THE INPUT:
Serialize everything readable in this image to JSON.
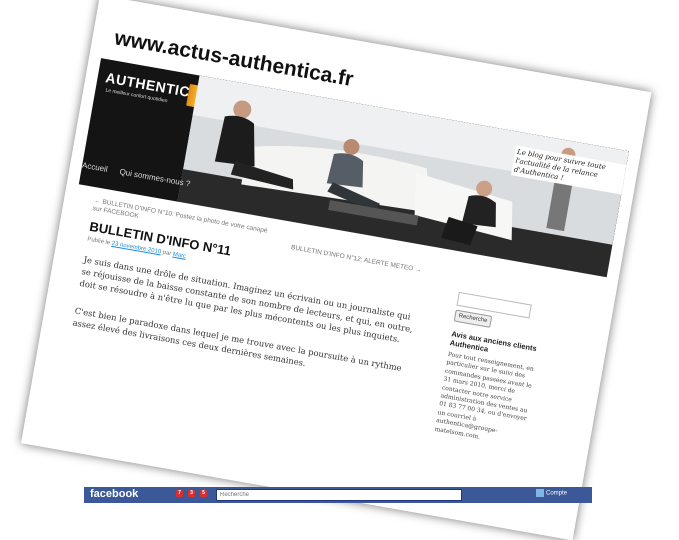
{
  "site": {
    "title": "www.actus-authentica.fr",
    "header_quote": "Le blog pour suivre toute l'actualité de la relance d'Authentica !"
  },
  "logo": {
    "brand": "AUTHENTICA",
    "tagline": "Le meilleur confort quotidien"
  },
  "nav": {
    "items": [
      "Accueil",
      "Qui sommes-nous ?"
    ]
  },
  "post_nav": {
    "prev": "← BULLETIN D'INFO N°10: Postez la photo de votre canapé sur FACEBOOK",
    "next": "BULLETIN D'INFO N°12: ALERTE METEO →"
  },
  "post": {
    "title": "BULLETIN D'INFO N°11",
    "meta_prefix": "Publié le",
    "date": "23 novembre 2010",
    "meta_by": "par",
    "author": "Marc",
    "paragraphs": [
      "Je suis dans une drôle de situation. Imaginez un écrivain ou un journaliste qui se réjouisse de la baisse constante de son nombre de lecteurs, et qui, en outre, doit se résoudre à n'être lu que par les plus mécontents ou les plus inquiets.",
      "C'est bien le paradoxe dans lequel je me trouve avec la poursuite à un rythme assez élevé des livraisons ces deux dernières semaines."
    ]
  },
  "sidebar": {
    "search_value": "",
    "search_button": "Recherche",
    "widget_title": "Avis aux anciens clients Authentica",
    "widget_text": "Pour tout renseignement, en particulier sur le suivi des commandes passées avant le 31 mars 2010, merci de contacter notre service administration des ventes au 01 83 77 00 34, ou d'envoyer un courriel à authentica@groupe-matelsom.com."
  },
  "facebook": {
    "logo": "facebook",
    "badges": [
      "7",
      "3",
      "5"
    ],
    "search_placeholder": "Recherche",
    "right_label": "Compte"
  },
  "colors": {
    "facebook_blue": "#3b5998",
    "link_blue": "#1b8be0",
    "logo_orange": "#f6b936"
  }
}
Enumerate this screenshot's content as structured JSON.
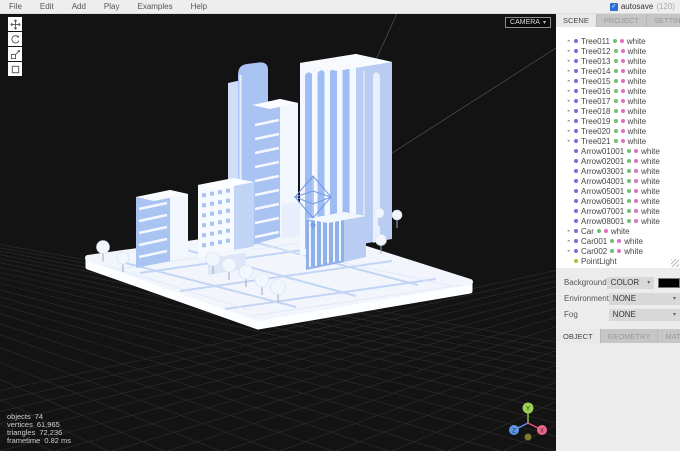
{
  "menubar": {
    "items": [
      "File",
      "Edit",
      "Add",
      "Play",
      "Examples",
      "Help"
    ],
    "autosave_label": "autosave",
    "autosave_extra": "(120)"
  },
  "icons": {
    "check": "✓",
    "caret_down": "▾",
    "expander": "▸"
  },
  "viewport": {
    "camera_label": "CAMERA",
    "toolbar": [
      {
        "name": "translate-tool-button",
        "icon": "translate-icon"
      },
      {
        "name": "rotate-tool-button",
        "icon": "rotate-icon"
      },
      {
        "name": "scale-tool-button",
        "icon": "scale-icon"
      },
      {
        "name": "local-space-toggle",
        "icon": "local-space-icon"
      }
    ],
    "stats": [
      {
        "label": "objects",
        "value": "74"
      },
      {
        "label": "vertices",
        "value": "61,965"
      },
      {
        "label": "triangles",
        "value": "72,236"
      },
      {
        "label": "frametime",
        "value": "0.82 ms"
      }
    ],
    "axis_labels": {
      "x": "X",
      "y": "Y",
      "z": "Z"
    }
  },
  "sidebar": {
    "tabs": [
      {
        "label": "SCENE",
        "active": true
      },
      {
        "label": "PROJECT",
        "active": false
      },
      {
        "label": "SETTINGS",
        "active": false
      }
    ],
    "outliner": {
      "items": [
        {
          "name": "Tree011",
          "type": "Mesh",
          "material": "white",
          "exp": true
        },
        {
          "name": "Tree012",
          "type": "Mesh",
          "material": "white",
          "exp": true
        },
        {
          "name": "Tree013",
          "type": "Mesh",
          "material": "white",
          "exp": true
        },
        {
          "name": "Tree014",
          "type": "Mesh",
          "material": "white",
          "exp": true
        },
        {
          "name": "Tree015",
          "type": "Mesh",
          "material": "white",
          "exp": true
        },
        {
          "name": "Tree016",
          "type": "Mesh",
          "material": "white",
          "exp": true
        },
        {
          "name": "Tree017",
          "type": "Mesh",
          "material": "white",
          "exp": true
        },
        {
          "name": "Tree018",
          "type": "Mesh",
          "material": "white",
          "exp": true
        },
        {
          "name": "Tree019",
          "type": "Mesh",
          "material": "white",
          "exp": true
        },
        {
          "name": "Tree020",
          "type": "Mesh",
          "material": "white",
          "exp": true
        },
        {
          "name": "Tree021",
          "type": "Mesh",
          "material": "white",
          "exp": true
        },
        {
          "name": "Arrow01001",
          "type": "Mesh",
          "material": "white",
          "exp": false
        },
        {
          "name": "Arrow02001",
          "type": "Mesh",
          "material": "white",
          "exp": false
        },
        {
          "name": "Arrow03001",
          "type": "Mesh",
          "material": "white",
          "exp": false
        },
        {
          "name": "Arrow04001",
          "type": "Mesh",
          "material": "white",
          "exp": false
        },
        {
          "name": "Arrow05001",
          "type": "Mesh",
          "material": "white",
          "exp": false
        },
        {
          "name": "Arrow06001",
          "type": "Mesh",
          "material": "white",
          "exp": false
        },
        {
          "name": "Arrow07001",
          "type": "Mesh",
          "material": "white",
          "exp": false
        },
        {
          "name": "Arrow08001",
          "type": "Mesh",
          "material": "white",
          "exp": false
        },
        {
          "name": "Car",
          "type": "Mesh",
          "material": "white",
          "exp": true
        },
        {
          "name": "Car001",
          "type": "Mesh",
          "material": "white",
          "exp": true
        },
        {
          "name": "Car002",
          "type": "Mesh",
          "material": "white",
          "exp": true
        },
        {
          "name": "PointLight",
          "type": "Light",
          "material": null,
          "exp": false
        }
      ]
    },
    "properties": [
      {
        "label": "Background",
        "value": "COLOR",
        "swatch": "#000000"
      },
      {
        "label": "Environment",
        "value": "NONE",
        "swatch": null
      },
      {
        "label": "Fog",
        "value": "NONE",
        "swatch": null
      }
    ],
    "tabs2": [
      {
        "label": "OBJECT",
        "active": true
      },
      {
        "label": "GEOMETRY",
        "active": false
      },
      {
        "label": "MATERIAL",
        "active": false
      }
    ]
  },
  "colors": {
    "viewport_bg": "#131313",
    "grid_line": "#2b2b2b",
    "building_blue": "#a9c4f3",
    "building_dark_blue": "#8fb0ea",
    "platform": "#f2f6fc",
    "street_blue": "#c3d5f4",
    "mesh_dot": "#7070e0",
    "geometry_dot": "#70c070",
    "material_dot": "#e070c0",
    "light_dot": "#b8b832",
    "autosave_checkbox": "#2a6fd6",
    "axis_x": "#e4537a",
    "axis_y": "#9ccf52",
    "axis_z": "#5e97e8"
  }
}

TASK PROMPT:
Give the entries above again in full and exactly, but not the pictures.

COMPLETED TASK:
Serialize everything readable in this image to JSON.
{
  "site": {
    "title": "www.actus-authentica.fr",
    "header_quote": "Le blog pour suivre toute l'actualité de la relance d'Authentica !"
  },
  "logo": {
    "brand": "AUTHENTICA",
    "tagline": "Le meilleur confort quotidien"
  },
  "nav": {
    "items": [
      "Accueil",
      "Qui sommes-nous ?"
    ]
  },
  "post_nav": {
    "prev": "← BULLETIN D'INFO N°10: Postez la photo de votre canapé sur FACEBOOK",
    "next": "BULLETIN D'INFO N°12: ALERTE METEO →"
  },
  "post": {
    "title": "BULLETIN D'INFO N°11",
    "meta_prefix": "Publié le",
    "date": "23 novembre 2010",
    "meta_by": "par",
    "author": "Marc",
    "paragraphs": [
      "Je suis dans une drôle de situation. Imaginez un écrivain ou un journaliste qui se réjouisse de la baisse constante de son nombre de lecteurs, et qui, en outre, doit se résoudre à n'être lu que par les plus mécontents ou les plus inquiets.",
      "C'est bien le paradoxe dans lequel je me trouve avec la poursuite à un rythme assez élevé des livraisons ces deux dernières semaines."
    ]
  },
  "sidebar": {
    "search_value": "",
    "search_button": "Recherche",
    "widget_title": "Avis aux anciens clients Authentica",
    "widget_text": "Pour tout renseignement, en particulier sur le suivi des commandes passées avant le 31 mars 2010, merci de contacter notre service administration des ventes au 01 83 77 00 34, ou d'envoyer un courriel à authentica@groupe-matelsom.com."
  },
  "facebook": {
    "logo": "facebook",
    "badges": [
      "7",
      "3",
      "5"
    ],
    "search_placeholder": "Recherche",
    "right_label": "Compte"
  },
  "colors": {
    "facebook_blue": "#3b5998",
    "link_blue": "#1b8be0",
    "logo_orange": "#f6b936"
  }
}
Enumerate this screenshot's content as structured JSON.
{
  "menubar": {
    "items": [
      "File",
      "Edit",
      "Add",
      "Play",
      "Examples",
      "Help"
    ],
    "autosave_label": "autosave",
    "autosave_extra": "(120)"
  },
  "icons": {
    "check": "✓",
    "caret_down": "▾",
    "expander": "▸"
  },
  "viewport": {
    "camera_label": "CAMERA",
    "toolbar": [
      {
        "name": "translate-tool-button",
        "icon": "translate-icon"
      },
      {
        "name": "rotate-tool-button",
        "icon": "rotate-icon"
      },
      {
        "name": "scale-tool-button",
        "icon": "scale-icon"
      },
      {
        "name": "local-space-toggle",
        "icon": "local-space-icon"
      }
    ],
    "stats": [
      {
        "label": "objects",
        "value": "74"
      },
      {
        "label": "vertices",
        "value": "61,965"
      },
      {
        "label": "triangles",
        "value": "72,236"
      },
      {
        "label": "frametime",
        "value": "0.82 ms"
      }
    ],
    "axis_labels": {
      "x": "X",
      "y": "Y",
      "z": "Z"
    }
  },
  "sidebar": {
    "tabs": [
      {
        "label": "SCENE",
        "active": true
      },
      {
        "label": "PROJECT",
        "active": false
      },
      {
        "label": "SETTINGS",
        "active": false
      }
    ],
    "outliner": {
      "items": [
        {
          "name": "Tree011",
          "type": "Mesh",
          "material": "white",
          "exp": true
        },
        {
          "name": "Tree012",
          "type": "Mesh",
          "material": "white",
          "exp": true
        },
        {
          "name": "Tree013",
          "type": "Mesh",
          "material": "white",
          "exp": true
        },
        {
          "name": "Tree014",
          "type": "Mesh",
          "material": "white",
          "exp": true
        },
        {
          "name": "Tree015",
          "type": "Mesh",
          "material": "white",
          "exp": true
        },
        {
          "name": "Tree016",
          "type": "Mesh",
          "material": "white",
          "exp": true
        },
        {
          "name": "Tree017",
          "type": "Mesh",
          "material": "white",
          "exp": true
        },
        {
          "name": "Tree018",
          "type": "Mesh",
          "material": "white",
          "exp": true
        },
        {
          "name": "Tree019",
          "type": "Mesh",
          "material": "white",
          "exp": true
        },
        {
          "name": "Tree020",
          "type": "Mesh",
          "material": "white",
          "exp": true
        },
        {
          "name": "Tree021",
          "type": "Mesh",
          "material": "white",
          "exp": true
        },
        {
          "name": "Arrow01001",
          "type": "Mesh",
          "material": "white",
          "exp": false
        },
        {
          "name": "Arrow02001",
          "type": "Mesh",
          "material": "white",
          "exp": false
        },
        {
          "name": "Arrow03001",
          "type": "Mesh",
          "material": "white",
          "exp": false
        },
        {
          "name": "Arrow04001",
          "type": "Mesh",
          "material": "white",
          "exp": false
        },
        {
          "name": "Arrow05001",
          "type": "Mesh",
          "material": "white",
          "exp": false
        },
        {
          "name": "Arrow06001",
          "type": "Mesh",
          "material": "white",
          "exp": false
        },
        {
          "name": "Arrow07001",
          "type": "Mesh",
          "material": "white",
          "exp": false
        },
        {
          "name": "Arrow08001",
          "type": "Mesh",
          "material": "white",
          "exp": false
        },
        {
          "name": "Car",
          "type": "Mesh",
          "material": "white",
          "exp": true
        },
        {
          "name": "Car001",
          "type": "Mesh",
          "material": "white",
          "exp": true
        },
        {
          "name": "Car002",
          "type": "Mesh",
          "material": "white",
          "exp": true
        },
        {
          "name": "PointLight",
          "type": "Light",
          "material": null,
          "exp": false
        }
      ]
    },
    "properties": [
      {
        "label": "Background",
        "value": "COLOR",
        "swatch": "#000000"
      },
      {
        "label": "Environment",
        "value": "NONE",
        "swatch": null
      },
      {
        "label": "Fog",
        "value": "NONE",
        "swatch": null
      }
    ],
    "tabs2": [
      {
        "label": "OBJECT",
        "active": true
      },
      {
        "label": "GEOMETRY",
        "active": false
      },
      {
        "label": "MATERIAL",
        "active": false
      }
    ]
  },
  "colors": {
    "viewport_bg": "#131313",
    "grid_line": "#2b2b2b",
    "building_blue": "#a9c4f3",
    "building_dark_blue": "#8fb0ea",
    "platform": "#f2f6fc",
    "street_blue": "#c3d5f4",
    "mesh_dot": "#7070e0",
    "geometry_dot": "#70c070",
    "material_dot": "#e070c0",
    "light_dot": "#b8b832",
    "autosave_checkbox": "#2a6fd6",
    "axis_x": "#e4537a",
    "axis_y": "#9ccf52",
    "axis_z": "#5e97e8"
  }
}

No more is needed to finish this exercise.